MECKLENBURG COUNTY, N.C. — As Mecklenburg County prepares to release details of every small business that's received $5 million in taxpayer-funded loans, the only public records currently available show most business owners who applied for the government help didn't get approved.
Commissioners voted to increase transparency within the Mecklenburg County Small Business Stabilization Loan Fund his week, after our Defenders investigation found even they didn't know specifically who secured loans. Instead, a third-party they hired held all of the details. After an 8-1 vote Tuesday night, that is now changing.
In the meantime, county records show only around 40% of the small businesses that applied actually received the low-interest loans. Economic Development Director Peter Zeiler said early in the pandemic, the approval rate was around 60%, but declined sharply as federal help started to trickle down.
"The loan applications that are coming in in the last month or two are not the same quality and have a lot of difficulty getting to the approval threshold," he said.
"Of the 563 loan applications received, 197 have received money, while another 33 remain pending, Zeiler said earlier this week.
The issue came to a head during Tuesday's Mecklenburg County Commission meeting where elected leaders said they weren't the only ones wondering exactly who collected loans.
"If you didn't get one of the loans, you want to know who did get one and why," Commissioner Trevor Fuller said.
Commissioner Vilma Leake said denied small business owners and the pulic as a whole deserve to know the specifics.
"I received three telephone calls Saturday night from three black women in business who said that they had applied three times and never got a dime..." Commissioner Leake said. "...They felt that they were overlooked."
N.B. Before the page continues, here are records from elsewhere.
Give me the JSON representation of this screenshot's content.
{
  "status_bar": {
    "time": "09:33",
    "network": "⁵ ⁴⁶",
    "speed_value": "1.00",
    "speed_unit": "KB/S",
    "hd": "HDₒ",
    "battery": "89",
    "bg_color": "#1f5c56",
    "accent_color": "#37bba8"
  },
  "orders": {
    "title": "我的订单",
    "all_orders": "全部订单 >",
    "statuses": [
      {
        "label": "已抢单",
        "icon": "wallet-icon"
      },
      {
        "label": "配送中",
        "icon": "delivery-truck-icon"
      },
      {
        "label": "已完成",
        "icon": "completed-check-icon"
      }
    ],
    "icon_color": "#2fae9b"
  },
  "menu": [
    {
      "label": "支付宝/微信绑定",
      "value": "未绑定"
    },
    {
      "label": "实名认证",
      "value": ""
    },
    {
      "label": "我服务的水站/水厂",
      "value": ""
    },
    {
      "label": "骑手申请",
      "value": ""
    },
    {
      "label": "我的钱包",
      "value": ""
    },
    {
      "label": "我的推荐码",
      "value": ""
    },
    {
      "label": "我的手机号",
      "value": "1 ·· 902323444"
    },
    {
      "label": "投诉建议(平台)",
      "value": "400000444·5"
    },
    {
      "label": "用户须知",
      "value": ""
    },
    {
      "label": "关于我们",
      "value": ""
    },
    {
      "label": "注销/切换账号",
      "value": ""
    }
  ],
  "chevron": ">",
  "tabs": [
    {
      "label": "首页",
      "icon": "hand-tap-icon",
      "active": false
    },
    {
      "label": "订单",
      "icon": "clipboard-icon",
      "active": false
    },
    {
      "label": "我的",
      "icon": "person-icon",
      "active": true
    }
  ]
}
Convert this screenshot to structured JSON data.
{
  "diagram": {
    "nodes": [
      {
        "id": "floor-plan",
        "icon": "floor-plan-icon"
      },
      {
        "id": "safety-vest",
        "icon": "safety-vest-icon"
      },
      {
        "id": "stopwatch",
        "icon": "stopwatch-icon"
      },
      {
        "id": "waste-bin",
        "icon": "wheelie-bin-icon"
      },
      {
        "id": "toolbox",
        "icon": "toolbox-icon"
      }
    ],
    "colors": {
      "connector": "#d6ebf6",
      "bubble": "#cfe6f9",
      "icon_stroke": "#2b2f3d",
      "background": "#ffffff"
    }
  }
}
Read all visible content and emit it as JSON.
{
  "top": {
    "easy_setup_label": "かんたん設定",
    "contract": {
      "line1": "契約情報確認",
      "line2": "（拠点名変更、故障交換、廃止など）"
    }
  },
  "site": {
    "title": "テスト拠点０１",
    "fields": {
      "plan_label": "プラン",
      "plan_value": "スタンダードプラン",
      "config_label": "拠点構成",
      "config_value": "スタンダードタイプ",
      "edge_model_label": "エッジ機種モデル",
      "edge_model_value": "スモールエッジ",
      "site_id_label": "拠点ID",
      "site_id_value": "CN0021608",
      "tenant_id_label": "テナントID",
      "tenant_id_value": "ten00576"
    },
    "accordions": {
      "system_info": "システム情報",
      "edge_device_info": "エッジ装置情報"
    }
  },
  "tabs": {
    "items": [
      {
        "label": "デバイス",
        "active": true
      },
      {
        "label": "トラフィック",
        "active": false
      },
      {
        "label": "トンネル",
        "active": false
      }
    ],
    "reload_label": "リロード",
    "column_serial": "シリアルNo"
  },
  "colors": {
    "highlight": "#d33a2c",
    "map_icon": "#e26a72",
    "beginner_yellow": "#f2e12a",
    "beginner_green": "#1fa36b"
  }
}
To qualify, businesses had to meet nine requirements. County records show the top reason owners were denied related to insufficient capital to repay the loan's principal and interest.
Prior to this week, Zeiler said the county received just one complaint about the program.
"We realized at the end of it that this applicant had put the wrong incorporation date on their applications..." Zeiler said. "...They corrected the application. They received their money."
The county's loan program is credited with helping retain 900 jobs and create more than 300 others. The average loan is $28,000, according to Zeiler.